Political scientists are increasingly interested in the geographic distribution of political and economic phenomena. In fact, geography shapes many processes that are of primary importance to political scientists: economic development, ethnic conflict, the incidence of distributive policies, social protests, and voters' preferences. Moreover, the influence of geography also seems to be strongly conditioned by the spatial distribution of political preferences and institutions.
A key to incorporating geography into social science research is understanding the theoretical concepts and challenges underpinning geospatial data use. Thus, the primary goals of this course are to give students a working familiarity with the most current research that views geography as an essential channel driving political and economic outcomes and introduce a basic toolbox to enable students to apply geographic concepts to their research.

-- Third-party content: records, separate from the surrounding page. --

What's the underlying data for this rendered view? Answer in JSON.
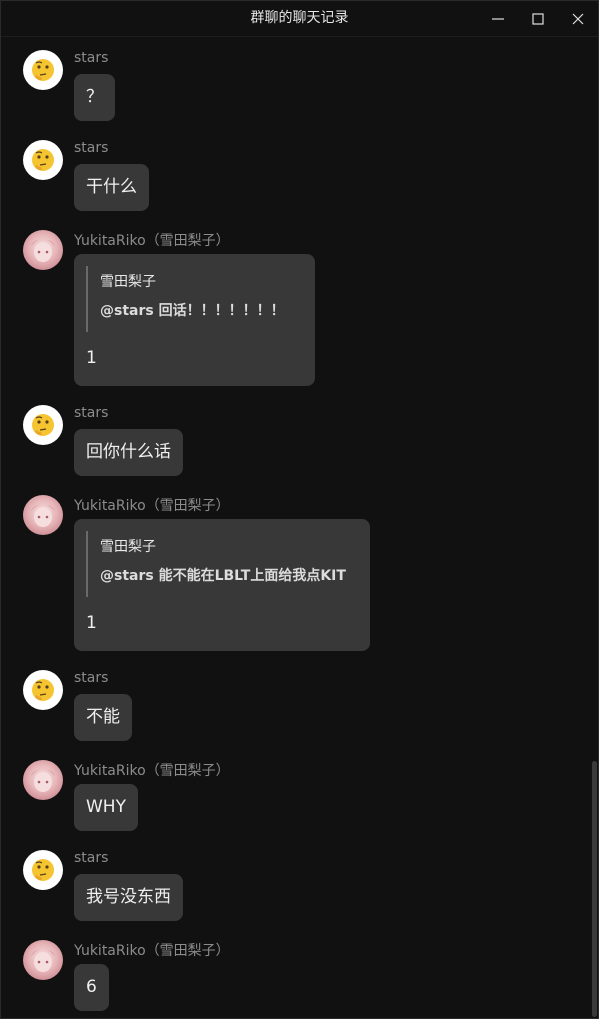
{
  "window": {
    "title": "群聊的聊天记录"
  },
  "icons": {
    "minimize": "minimize-icon",
    "maximize": "maximize-icon",
    "close": "close-icon",
    "stars_avatar": "thinking-face-emoji",
    "riko_avatar": "anime-girl-avatar"
  },
  "colors": {
    "background": "#111111",
    "bubble": "#383838",
    "sender_name": "#8c8c8c"
  },
  "messages": [
    {
      "sender": "stars",
      "text": "？"
    },
    {
      "sender": "stars",
      "text": "干什么"
    },
    {
      "sender": "YukitaRiko（雪田梨子）",
      "quote": {
        "author": "雪田梨子",
        "text": "@stars 回话！！！！！！！"
      },
      "text": "1"
    },
    {
      "sender": "stars",
      "text": "回你什么话"
    },
    {
      "sender": "YukitaRiko（雪田梨子）",
      "quote": {
        "author": "雪田梨子",
        "text": "@stars 能不能在LBLT上面给我点KIT"
      },
      "text": "1"
    },
    {
      "sender": "stars",
      "text": "不能"
    },
    {
      "sender": "YukitaRiko（雪田梨子）",
      "text": "WHY"
    },
    {
      "sender": "stars",
      "text": "我号没东西"
    },
    {
      "sender": "YukitaRiko（雪田梨子）",
      "text": "6"
    }
  ]
}
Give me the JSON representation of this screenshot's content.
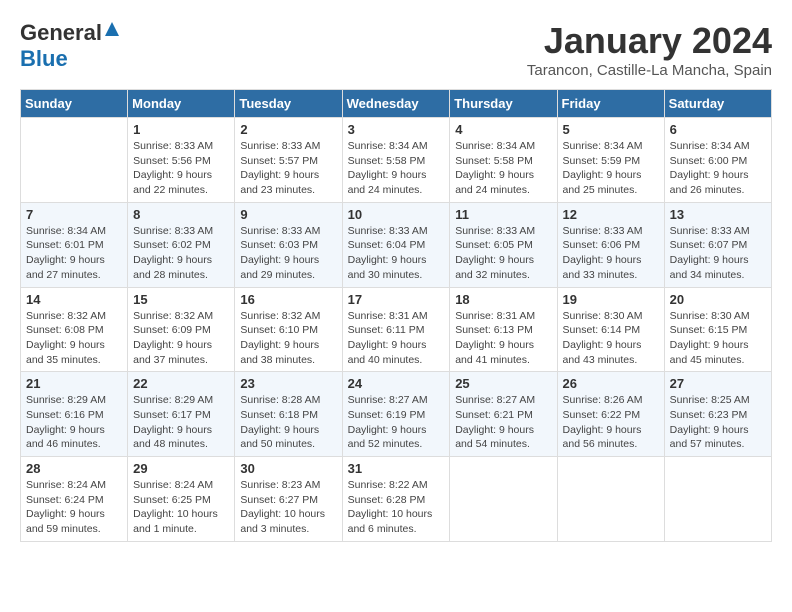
{
  "header": {
    "logo_general": "General",
    "logo_blue": "Blue",
    "title": "January 2024",
    "subtitle": "Tarancon, Castille-La Mancha, Spain"
  },
  "columns": [
    "Sunday",
    "Monday",
    "Tuesday",
    "Wednesday",
    "Thursday",
    "Friday",
    "Saturday"
  ],
  "weeks": [
    [
      {
        "day": "",
        "info": ""
      },
      {
        "day": "1",
        "info": "Sunrise: 8:33 AM\nSunset: 5:56 PM\nDaylight: 9 hours\nand 22 minutes."
      },
      {
        "day": "2",
        "info": "Sunrise: 8:33 AM\nSunset: 5:57 PM\nDaylight: 9 hours\nand 23 minutes."
      },
      {
        "day": "3",
        "info": "Sunrise: 8:34 AM\nSunset: 5:58 PM\nDaylight: 9 hours\nand 24 minutes."
      },
      {
        "day": "4",
        "info": "Sunrise: 8:34 AM\nSunset: 5:58 PM\nDaylight: 9 hours\nand 24 minutes."
      },
      {
        "day": "5",
        "info": "Sunrise: 8:34 AM\nSunset: 5:59 PM\nDaylight: 9 hours\nand 25 minutes."
      },
      {
        "day": "6",
        "info": "Sunrise: 8:34 AM\nSunset: 6:00 PM\nDaylight: 9 hours\nand 26 minutes."
      }
    ],
    [
      {
        "day": "7",
        "info": "Sunrise: 8:34 AM\nSunset: 6:01 PM\nDaylight: 9 hours\nand 27 minutes."
      },
      {
        "day": "8",
        "info": "Sunrise: 8:33 AM\nSunset: 6:02 PM\nDaylight: 9 hours\nand 28 minutes."
      },
      {
        "day": "9",
        "info": "Sunrise: 8:33 AM\nSunset: 6:03 PM\nDaylight: 9 hours\nand 29 minutes."
      },
      {
        "day": "10",
        "info": "Sunrise: 8:33 AM\nSunset: 6:04 PM\nDaylight: 9 hours\nand 30 minutes."
      },
      {
        "day": "11",
        "info": "Sunrise: 8:33 AM\nSunset: 6:05 PM\nDaylight: 9 hours\nand 32 minutes."
      },
      {
        "day": "12",
        "info": "Sunrise: 8:33 AM\nSunset: 6:06 PM\nDaylight: 9 hours\nand 33 minutes."
      },
      {
        "day": "13",
        "info": "Sunrise: 8:33 AM\nSunset: 6:07 PM\nDaylight: 9 hours\nand 34 minutes."
      }
    ],
    [
      {
        "day": "14",
        "info": "Sunrise: 8:32 AM\nSunset: 6:08 PM\nDaylight: 9 hours\nand 35 minutes."
      },
      {
        "day": "15",
        "info": "Sunrise: 8:32 AM\nSunset: 6:09 PM\nDaylight: 9 hours\nand 37 minutes."
      },
      {
        "day": "16",
        "info": "Sunrise: 8:32 AM\nSunset: 6:10 PM\nDaylight: 9 hours\nand 38 minutes."
      },
      {
        "day": "17",
        "info": "Sunrise: 8:31 AM\nSunset: 6:11 PM\nDaylight: 9 hours\nand 40 minutes."
      },
      {
        "day": "18",
        "info": "Sunrise: 8:31 AM\nSunset: 6:13 PM\nDaylight: 9 hours\nand 41 minutes."
      },
      {
        "day": "19",
        "info": "Sunrise: 8:30 AM\nSunset: 6:14 PM\nDaylight: 9 hours\nand 43 minutes."
      },
      {
        "day": "20",
        "info": "Sunrise: 8:30 AM\nSunset: 6:15 PM\nDaylight: 9 hours\nand 45 minutes."
      }
    ],
    [
      {
        "day": "21",
        "info": "Sunrise: 8:29 AM\nSunset: 6:16 PM\nDaylight: 9 hours\nand 46 minutes."
      },
      {
        "day": "22",
        "info": "Sunrise: 8:29 AM\nSunset: 6:17 PM\nDaylight: 9 hours\nand 48 minutes."
      },
      {
        "day": "23",
        "info": "Sunrise: 8:28 AM\nSunset: 6:18 PM\nDaylight: 9 hours\nand 50 minutes."
      },
      {
        "day": "24",
        "info": "Sunrise: 8:27 AM\nSunset: 6:19 PM\nDaylight: 9 hours\nand 52 minutes."
      },
      {
        "day": "25",
        "info": "Sunrise: 8:27 AM\nSunset: 6:21 PM\nDaylight: 9 hours\nand 54 minutes."
      },
      {
        "day": "26",
        "info": "Sunrise: 8:26 AM\nSunset: 6:22 PM\nDaylight: 9 hours\nand 56 minutes."
      },
      {
        "day": "27",
        "info": "Sunrise: 8:25 AM\nSunset: 6:23 PM\nDaylight: 9 hours\nand 57 minutes."
      }
    ],
    [
      {
        "day": "28",
        "info": "Sunrise: 8:24 AM\nSunset: 6:24 PM\nDaylight: 9 hours\nand 59 minutes."
      },
      {
        "day": "29",
        "info": "Sunrise: 8:24 AM\nSunset: 6:25 PM\nDaylight: 10 hours\nand 1 minute."
      },
      {
        "day": "30",
        "info": "Sunrise: 8:23 AM\nSunset: 6:27 PM\nDaylight: 10 hours\nand 3 minutes."
      },
      {
        "day": "31",
        "info": "Sunrise: 8:22 AM\nSunset: 6:28 PM\nDaylight: 10 hours\nand 6 minutes."
      },
      {
        "day": "",
        "info": ""
      },
      {
        "day": "",
        "info": ""
      },
      {
        "day": "",
        "info": ""
      }
    ]
  ]
}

The course will proceed in four steps. First, the class will begin with a debate over conceptualizing geography as a measurement, theoretically and operationally. We will then move to examine geography as a dependent and independent variable. In the last section of the course, the students will learn to incorporate spatial methods into research design. Classes will follow a "workshop" style, combining lecture and hands-on programming sessions.
For more information, please see: Political_Geography__2021-1.pdf